Glaucoma, the leading cause of irreversible blindness worldwide, results from loss of retinal ganglion cells (RGCs), which carry visual information from the eye to the rest of the brain. Current treatment strategies center on lowering intraocular pressure (IOP), the only known modifiable risk factor for glaucoma. However, significant unmet need persists, and a neuroprotective strategy targeting glaucomatous RGCs directly would offer a powerful complementary approach. To date, however, no neuroprotective therapies have successfully entered the clinic. One major obstacle is that little is known about which of many human RGC types are most susceptible, and what molecular changes occur in RGCs prior to their demise. This project uses single cell transcriptomic profiling and integrative computational analysis to address these gaps in our knowledge. Over the past five years, we have helped to develop methods for high throughput single cell RNA sequencing (scRNA-seq) and applied them to retina ? first in mice, then in non-human primates, and subsequently in humans and in mouse models of neuronal injury.
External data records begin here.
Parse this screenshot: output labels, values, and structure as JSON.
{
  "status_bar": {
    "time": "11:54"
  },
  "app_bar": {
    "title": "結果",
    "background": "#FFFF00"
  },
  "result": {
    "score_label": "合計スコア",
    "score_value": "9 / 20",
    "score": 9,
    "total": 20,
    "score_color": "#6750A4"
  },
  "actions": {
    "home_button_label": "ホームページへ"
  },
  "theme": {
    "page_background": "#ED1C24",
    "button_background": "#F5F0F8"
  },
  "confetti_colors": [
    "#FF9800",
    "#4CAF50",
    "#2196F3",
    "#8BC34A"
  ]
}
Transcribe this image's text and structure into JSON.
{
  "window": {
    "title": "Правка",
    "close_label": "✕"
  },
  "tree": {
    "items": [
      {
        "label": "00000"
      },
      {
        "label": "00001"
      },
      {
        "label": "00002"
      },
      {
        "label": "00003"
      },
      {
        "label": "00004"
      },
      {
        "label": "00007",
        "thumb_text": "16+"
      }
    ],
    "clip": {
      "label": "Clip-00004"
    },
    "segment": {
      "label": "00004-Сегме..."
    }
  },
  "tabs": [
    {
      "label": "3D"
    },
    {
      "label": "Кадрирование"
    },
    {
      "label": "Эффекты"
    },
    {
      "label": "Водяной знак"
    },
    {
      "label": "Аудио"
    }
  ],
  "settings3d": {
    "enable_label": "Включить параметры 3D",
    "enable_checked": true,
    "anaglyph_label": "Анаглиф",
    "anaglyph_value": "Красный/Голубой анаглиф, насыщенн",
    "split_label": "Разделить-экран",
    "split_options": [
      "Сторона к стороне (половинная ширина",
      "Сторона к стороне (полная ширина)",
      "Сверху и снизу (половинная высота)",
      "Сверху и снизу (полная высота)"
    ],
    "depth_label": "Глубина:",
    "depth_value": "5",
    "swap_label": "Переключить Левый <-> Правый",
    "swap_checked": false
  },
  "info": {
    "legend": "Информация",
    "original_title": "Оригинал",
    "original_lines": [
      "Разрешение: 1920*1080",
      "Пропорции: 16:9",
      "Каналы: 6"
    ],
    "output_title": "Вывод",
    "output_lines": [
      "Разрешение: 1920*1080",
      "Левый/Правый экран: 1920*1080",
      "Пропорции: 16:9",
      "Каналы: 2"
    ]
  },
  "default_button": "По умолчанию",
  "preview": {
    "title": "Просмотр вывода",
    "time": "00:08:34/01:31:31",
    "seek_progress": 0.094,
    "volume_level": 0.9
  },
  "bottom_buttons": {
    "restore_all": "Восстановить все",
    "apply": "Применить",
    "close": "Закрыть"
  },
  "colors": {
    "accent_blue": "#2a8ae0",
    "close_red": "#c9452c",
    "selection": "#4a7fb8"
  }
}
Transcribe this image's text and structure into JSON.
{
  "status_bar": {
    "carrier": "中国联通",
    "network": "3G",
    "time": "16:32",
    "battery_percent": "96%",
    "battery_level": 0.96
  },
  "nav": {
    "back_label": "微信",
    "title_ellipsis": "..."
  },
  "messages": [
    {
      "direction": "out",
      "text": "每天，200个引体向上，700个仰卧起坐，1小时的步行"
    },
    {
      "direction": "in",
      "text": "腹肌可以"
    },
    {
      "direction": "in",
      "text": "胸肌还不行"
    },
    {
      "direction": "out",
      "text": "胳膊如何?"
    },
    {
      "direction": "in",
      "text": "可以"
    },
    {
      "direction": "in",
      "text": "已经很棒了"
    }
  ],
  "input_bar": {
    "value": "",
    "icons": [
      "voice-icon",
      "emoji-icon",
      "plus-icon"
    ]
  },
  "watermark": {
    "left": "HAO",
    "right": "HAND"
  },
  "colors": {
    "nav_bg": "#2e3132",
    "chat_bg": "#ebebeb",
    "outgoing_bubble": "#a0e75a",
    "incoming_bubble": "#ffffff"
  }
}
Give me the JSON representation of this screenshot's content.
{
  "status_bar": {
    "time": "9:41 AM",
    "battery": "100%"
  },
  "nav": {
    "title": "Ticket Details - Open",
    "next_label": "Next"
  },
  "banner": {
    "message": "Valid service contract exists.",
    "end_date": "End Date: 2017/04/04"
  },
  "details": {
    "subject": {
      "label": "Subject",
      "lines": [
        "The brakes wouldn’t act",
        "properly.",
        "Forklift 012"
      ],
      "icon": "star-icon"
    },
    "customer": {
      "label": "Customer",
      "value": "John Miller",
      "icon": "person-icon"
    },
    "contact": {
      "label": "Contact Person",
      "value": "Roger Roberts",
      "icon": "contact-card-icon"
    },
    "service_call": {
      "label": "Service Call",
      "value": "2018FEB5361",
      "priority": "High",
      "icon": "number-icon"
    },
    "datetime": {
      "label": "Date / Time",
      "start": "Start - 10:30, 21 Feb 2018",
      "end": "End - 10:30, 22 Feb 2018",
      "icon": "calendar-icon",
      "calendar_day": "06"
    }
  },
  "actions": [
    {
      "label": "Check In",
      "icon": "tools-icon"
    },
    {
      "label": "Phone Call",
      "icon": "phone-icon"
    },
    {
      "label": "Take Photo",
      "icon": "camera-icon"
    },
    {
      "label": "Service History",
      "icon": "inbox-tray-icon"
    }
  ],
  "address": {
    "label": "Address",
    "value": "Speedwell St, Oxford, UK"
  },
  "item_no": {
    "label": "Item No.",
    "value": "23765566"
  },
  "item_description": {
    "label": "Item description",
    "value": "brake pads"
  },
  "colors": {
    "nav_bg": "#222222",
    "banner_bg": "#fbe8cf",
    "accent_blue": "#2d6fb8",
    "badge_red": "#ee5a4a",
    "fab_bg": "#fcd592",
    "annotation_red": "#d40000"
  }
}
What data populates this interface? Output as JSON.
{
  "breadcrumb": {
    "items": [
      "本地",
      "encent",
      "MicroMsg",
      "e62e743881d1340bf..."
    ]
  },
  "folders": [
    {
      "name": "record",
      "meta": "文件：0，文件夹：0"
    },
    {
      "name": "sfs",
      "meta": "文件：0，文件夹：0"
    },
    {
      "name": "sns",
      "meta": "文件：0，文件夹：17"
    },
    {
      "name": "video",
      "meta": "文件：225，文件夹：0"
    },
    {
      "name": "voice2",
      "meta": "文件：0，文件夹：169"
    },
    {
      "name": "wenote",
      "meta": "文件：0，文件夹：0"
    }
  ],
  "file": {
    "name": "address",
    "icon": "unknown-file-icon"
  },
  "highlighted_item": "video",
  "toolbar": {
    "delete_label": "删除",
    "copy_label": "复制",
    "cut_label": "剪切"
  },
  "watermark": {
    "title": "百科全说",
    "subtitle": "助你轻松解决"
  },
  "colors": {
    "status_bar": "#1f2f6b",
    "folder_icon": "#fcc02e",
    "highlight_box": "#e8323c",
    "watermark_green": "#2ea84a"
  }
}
Most recently, we have implemented the related method of single nucleus RNA-seq (snRNA-seq) so that we can profile tissue obtained post-mortem, frozen and banked. We now propose to obtain and analyze single nucleus transcriptomes of RGCs from well-characterized glaucomatous and normal human retinas. The number of samples must be large, because glaucoma is a heterogeneous disease with diverse genetic and non-genetic risk factors. It is therefore important to study diverse groups, so we can determine whether they converge on common molecular patterns. Specifically, we will profile at least 2000 RGCs from each of 200 human donor eyes, 150 from individuals with verified glaucoma and 50 from age-, sex- and race-matched controls. From the data we obtain, we will (a) determine whether specific RGC types are selectively resilient or vulnerable in glaucoma and (b) identify genes differentially expressed between glaucomatous and normal RGCs of each type. Finally, we will perform similar analysis on a high-IOP mouse model of glaucoma, helping us understand the extent to which diseases processes in humans are accurately modeled in mice. Our results will provide a powerful resource of sufficient power to transform our view of this prevalent, complex and incompletely understood blinding disease.
Glaucoma, the leading cause of irreversible blindness worldwide, results from loss of the retinal ganglion cells that carry information about the visual world from the eye to the rest of the brain. Little is known about whether certain types of ganglion cells are more susceptible than others in glaucoma and how their gene expression programs change before they die. To address this gap in knowledge, we will use high-throughput single nucleus RNA sequencing (snRNA-seq) to characterize gene expression profiles of thousands of individual RGCs obtained from each of over one hundred well-characterized glaucomatous and normal human retinas.